Walking among us on the Gulf Coast of Alabama every day is maybe the best example to be found of the modern-day Renaissance man.

To live up to that term in Alabama, you certainly have to establish your bona fides as a football player. Then, it doesn’t hurt to be a proficient writer, an ultra-successful man of medicine and have a wife who was named Miss Alabama.

Dr. Gaylon McCollough has all of those credentials in spades. Now he is out with his latest book, “Victory in the Game of Life.”

McCollough was a star player from coach Paul “Bear” Bryant at Alabama, helping to lead the Tide to the 1964 national championship as a senior. He turned down a chance to play for the Dallas Cowboys in order to go directly to medical school. He eventually built three medical clinics, sold them and moved to Gulf Shores, where he continues to practice facial plastic surgery at the McCollough Institute.

“Victory in the Game of Life” chronicles every step of that journey.

“This book is really my memoir,” McCollough said. “I go all the way back to my childhood. I grew up in Enterprise as the son of the small-town plumber. We won a state championship at Enterprise and I was fortunate enough to get a scholarship to college.”

But the path from Enterprise to his in-state flagship university was not direct. McCollough actually committed to play for Georgia Tech and pursue his dream of becoming an architect.

“Recruiting wasn’t as complicated back then as it is today, but I did commit to Georgia Tech after being recruited by Auburn, Clemson, Florida State and Houston,” McCollough said. “Then coach Bryant came along and promised me a championship ring if I went to Alabama. So I decided to go to Alabama, which didn’t have an architect school.

“My father always told me that he wanted me to get all the education I could even if it meant I had to become a doctor. So he planted that seed and I entered pre-med when I got to Alabama.”

The decision to attend Alabama worked out for McCollough both on the field and off. During his three years on the field, the Tide posted a record of 29-4 and he earned that championship ring Bryant promised.

“I wouldn’t take anything for that experience,” McCollough said. “I learned a lot from Coach Bryant and I use those lessons every day of my life as I go to my clinic in Gulf Shores.”

When McCollough reminisces about his playing days at Alabama he is often asked about his old friend and teammate, Joe Namath. He never tires of retelling stories about the colorful Namath.

“One story that tells you a lot about who Joe Namath was came in our last Auburn game. We had the ball and the lead with about two or three minutes to go, and a player came in from the sideline and said that Coach Bryant said that Joe was only 20-something yards from the Alabama passing record and that Joe could call a passing play if he wanted. Joe said ‘Are you crazy? There’s no way I’m going to risk an interception and have us lose.’ He was all about the team and all about winning.”

After their final season, Namath famously moved on to play for the New York Jets of the AFL after weighing an offer from the St. Louis Cardinals of the NFL. McCollough also faced a difficult decision.

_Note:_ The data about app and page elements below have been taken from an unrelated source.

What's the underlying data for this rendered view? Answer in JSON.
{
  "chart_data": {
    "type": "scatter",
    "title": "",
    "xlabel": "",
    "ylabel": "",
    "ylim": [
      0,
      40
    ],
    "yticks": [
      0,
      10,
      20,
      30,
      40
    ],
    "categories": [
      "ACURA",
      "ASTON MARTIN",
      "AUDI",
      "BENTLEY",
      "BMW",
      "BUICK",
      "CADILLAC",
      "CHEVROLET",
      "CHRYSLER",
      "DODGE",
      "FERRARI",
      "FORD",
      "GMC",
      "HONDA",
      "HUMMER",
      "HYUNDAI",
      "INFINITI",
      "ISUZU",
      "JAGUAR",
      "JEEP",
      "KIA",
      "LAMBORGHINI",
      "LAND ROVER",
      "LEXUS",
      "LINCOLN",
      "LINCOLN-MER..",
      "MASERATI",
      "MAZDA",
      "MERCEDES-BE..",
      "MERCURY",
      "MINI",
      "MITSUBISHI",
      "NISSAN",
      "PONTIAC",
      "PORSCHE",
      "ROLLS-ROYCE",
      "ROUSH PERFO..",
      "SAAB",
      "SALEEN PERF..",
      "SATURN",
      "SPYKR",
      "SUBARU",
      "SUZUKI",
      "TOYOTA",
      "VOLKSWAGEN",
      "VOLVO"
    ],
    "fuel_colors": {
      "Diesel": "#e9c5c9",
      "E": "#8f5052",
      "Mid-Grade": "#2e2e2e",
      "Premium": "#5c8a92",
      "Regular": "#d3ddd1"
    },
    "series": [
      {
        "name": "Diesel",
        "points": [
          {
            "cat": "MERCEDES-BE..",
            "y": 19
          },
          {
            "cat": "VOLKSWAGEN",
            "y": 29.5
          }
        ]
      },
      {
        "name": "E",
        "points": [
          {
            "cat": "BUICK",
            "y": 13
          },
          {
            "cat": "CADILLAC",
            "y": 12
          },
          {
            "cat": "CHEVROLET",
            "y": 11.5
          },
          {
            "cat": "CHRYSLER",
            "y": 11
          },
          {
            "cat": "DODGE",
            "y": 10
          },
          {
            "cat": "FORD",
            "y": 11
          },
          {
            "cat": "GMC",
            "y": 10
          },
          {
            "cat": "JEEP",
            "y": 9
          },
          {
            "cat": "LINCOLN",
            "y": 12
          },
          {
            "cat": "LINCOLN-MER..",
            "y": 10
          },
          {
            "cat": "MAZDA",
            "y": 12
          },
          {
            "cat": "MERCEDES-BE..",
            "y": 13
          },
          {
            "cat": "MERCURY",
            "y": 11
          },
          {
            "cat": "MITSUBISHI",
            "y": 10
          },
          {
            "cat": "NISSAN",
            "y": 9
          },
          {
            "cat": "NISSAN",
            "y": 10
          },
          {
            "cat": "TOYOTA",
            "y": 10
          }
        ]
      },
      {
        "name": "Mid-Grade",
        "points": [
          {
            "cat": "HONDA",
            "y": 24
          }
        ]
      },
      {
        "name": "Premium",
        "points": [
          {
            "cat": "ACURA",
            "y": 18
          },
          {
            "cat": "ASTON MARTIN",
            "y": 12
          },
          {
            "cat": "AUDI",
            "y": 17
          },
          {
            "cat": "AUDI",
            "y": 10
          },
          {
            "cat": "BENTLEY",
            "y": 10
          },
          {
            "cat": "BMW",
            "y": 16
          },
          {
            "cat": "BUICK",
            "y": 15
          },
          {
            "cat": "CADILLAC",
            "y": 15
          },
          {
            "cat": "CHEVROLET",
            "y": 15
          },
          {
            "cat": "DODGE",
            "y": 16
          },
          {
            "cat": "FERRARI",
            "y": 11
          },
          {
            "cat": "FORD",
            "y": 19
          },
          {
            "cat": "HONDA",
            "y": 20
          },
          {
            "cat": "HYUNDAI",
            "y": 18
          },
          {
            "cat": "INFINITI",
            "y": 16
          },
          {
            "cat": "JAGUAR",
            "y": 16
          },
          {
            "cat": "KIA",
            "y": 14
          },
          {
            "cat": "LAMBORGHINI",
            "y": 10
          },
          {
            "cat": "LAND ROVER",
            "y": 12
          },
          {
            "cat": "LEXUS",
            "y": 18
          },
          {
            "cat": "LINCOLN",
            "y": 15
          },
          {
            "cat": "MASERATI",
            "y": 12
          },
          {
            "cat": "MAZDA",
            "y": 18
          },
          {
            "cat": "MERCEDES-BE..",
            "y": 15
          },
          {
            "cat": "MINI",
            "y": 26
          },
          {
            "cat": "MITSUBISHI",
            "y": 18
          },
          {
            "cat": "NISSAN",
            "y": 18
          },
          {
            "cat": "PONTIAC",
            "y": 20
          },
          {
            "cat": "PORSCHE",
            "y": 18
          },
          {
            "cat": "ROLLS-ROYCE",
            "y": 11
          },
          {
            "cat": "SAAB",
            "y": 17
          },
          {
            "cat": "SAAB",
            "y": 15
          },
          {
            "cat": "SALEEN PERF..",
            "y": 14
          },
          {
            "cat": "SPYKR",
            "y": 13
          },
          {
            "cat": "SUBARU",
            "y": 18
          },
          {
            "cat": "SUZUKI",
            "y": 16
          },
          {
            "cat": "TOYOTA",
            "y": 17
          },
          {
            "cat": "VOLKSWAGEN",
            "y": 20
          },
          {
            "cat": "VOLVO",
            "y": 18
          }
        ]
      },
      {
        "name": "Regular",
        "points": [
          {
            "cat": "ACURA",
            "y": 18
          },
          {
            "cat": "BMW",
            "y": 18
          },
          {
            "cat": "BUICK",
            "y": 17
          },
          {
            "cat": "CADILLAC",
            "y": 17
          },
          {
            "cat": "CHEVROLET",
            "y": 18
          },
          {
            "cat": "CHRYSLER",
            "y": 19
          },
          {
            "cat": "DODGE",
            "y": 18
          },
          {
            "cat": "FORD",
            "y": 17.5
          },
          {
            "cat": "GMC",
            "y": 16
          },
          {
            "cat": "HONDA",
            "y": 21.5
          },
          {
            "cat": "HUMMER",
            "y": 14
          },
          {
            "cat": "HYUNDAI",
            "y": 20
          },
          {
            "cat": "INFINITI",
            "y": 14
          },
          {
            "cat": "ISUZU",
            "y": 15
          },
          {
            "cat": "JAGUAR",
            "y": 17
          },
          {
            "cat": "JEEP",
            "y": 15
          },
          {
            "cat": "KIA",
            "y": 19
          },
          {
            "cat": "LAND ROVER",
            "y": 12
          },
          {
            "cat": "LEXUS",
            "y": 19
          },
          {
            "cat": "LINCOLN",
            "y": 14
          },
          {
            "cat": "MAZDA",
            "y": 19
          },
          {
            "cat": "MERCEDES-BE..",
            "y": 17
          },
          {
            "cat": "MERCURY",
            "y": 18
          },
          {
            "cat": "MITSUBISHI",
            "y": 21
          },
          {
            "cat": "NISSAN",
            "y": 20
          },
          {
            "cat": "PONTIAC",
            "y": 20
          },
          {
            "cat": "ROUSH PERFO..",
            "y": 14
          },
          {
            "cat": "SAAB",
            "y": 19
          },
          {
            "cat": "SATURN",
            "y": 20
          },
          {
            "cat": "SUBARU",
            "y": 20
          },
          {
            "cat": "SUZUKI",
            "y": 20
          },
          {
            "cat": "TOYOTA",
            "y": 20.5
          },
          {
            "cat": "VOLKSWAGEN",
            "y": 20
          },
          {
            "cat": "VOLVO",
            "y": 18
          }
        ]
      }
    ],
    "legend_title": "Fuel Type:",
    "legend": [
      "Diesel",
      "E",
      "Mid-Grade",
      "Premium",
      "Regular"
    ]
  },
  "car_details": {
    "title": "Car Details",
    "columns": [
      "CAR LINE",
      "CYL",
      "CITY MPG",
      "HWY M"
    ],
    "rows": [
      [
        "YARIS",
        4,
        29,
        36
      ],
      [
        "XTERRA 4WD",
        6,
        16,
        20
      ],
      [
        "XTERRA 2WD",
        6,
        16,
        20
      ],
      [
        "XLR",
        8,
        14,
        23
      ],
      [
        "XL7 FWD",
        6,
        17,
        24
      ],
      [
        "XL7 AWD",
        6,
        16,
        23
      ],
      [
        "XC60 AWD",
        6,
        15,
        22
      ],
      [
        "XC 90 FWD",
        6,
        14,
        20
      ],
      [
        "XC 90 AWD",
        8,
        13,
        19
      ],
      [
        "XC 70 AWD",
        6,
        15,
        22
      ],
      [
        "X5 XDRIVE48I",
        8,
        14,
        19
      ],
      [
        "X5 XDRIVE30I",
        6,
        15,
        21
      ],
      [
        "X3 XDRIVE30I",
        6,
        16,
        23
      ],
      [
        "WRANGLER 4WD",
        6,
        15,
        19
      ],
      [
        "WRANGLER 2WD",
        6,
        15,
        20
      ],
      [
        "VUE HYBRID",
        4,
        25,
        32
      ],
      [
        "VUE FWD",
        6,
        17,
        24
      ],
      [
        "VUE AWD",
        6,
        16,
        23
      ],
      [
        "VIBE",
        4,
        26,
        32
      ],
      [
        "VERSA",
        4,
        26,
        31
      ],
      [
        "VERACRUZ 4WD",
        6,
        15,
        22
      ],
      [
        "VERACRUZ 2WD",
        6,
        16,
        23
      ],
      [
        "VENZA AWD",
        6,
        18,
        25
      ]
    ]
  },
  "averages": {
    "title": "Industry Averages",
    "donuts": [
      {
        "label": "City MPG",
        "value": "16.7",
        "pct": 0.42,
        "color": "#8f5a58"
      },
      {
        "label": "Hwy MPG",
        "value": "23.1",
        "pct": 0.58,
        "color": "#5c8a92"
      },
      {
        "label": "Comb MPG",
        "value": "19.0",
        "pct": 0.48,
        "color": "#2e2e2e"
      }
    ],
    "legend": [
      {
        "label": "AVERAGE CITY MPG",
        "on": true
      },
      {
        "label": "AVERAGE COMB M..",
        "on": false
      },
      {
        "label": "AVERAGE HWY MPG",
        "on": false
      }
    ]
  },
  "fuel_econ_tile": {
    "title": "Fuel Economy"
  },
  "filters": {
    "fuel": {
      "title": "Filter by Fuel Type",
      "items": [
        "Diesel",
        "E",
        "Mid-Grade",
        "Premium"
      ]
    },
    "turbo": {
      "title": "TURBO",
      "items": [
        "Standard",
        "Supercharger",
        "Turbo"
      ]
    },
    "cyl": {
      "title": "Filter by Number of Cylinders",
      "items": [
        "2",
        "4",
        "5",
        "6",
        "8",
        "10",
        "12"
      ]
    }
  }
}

“I was drafted by the Dallas Cowboys and faced one of the most difficult decisions I ever had to make,” McCullough said. “I needed the money and what they offered would have financed my med school costs if I didn’t make the squad. I went to Coach Bryant and talked to him about it. He said, ‘Gaylon, I’m telling you you can play, so you don’t have anything to prove to anybody.’ He asked me, ‘Can you live without football?’ Nobody had ever asked me that before. I said, ‘Yes sir, I think I can.’ It was the best advice I ever got. But I’ve got to tell you, it would have been great to be a Dallas Cowboy just for a little while.”

McCollough clearly made a good decision, but he will never completely walk away from the game. He still stays involved as a fan and as an ambassador for Alabama.

“It’s still about blocking, tackling, pitching and catching, and kicking,” McCollough said. “But we only had three players on the 1964 team that weighed more than 200 pounds. I was one of those and I weighed 205. These players today are faster and stronger and more talented. I just don’t know where we’re going with all of this.”

McCollough was awarded the Paul W. Bryant Alumni Athlete Award last year. It’s just the latest in a long line of accomplishments for a man who has quite a story to tell.

Randy Kennedy writes a weekly column for Lagniappe and is co-host of “Sports Drive” every weekday from 3-6 p.m. on WNSP 105.5 FM, the country’s first all-sports FM station.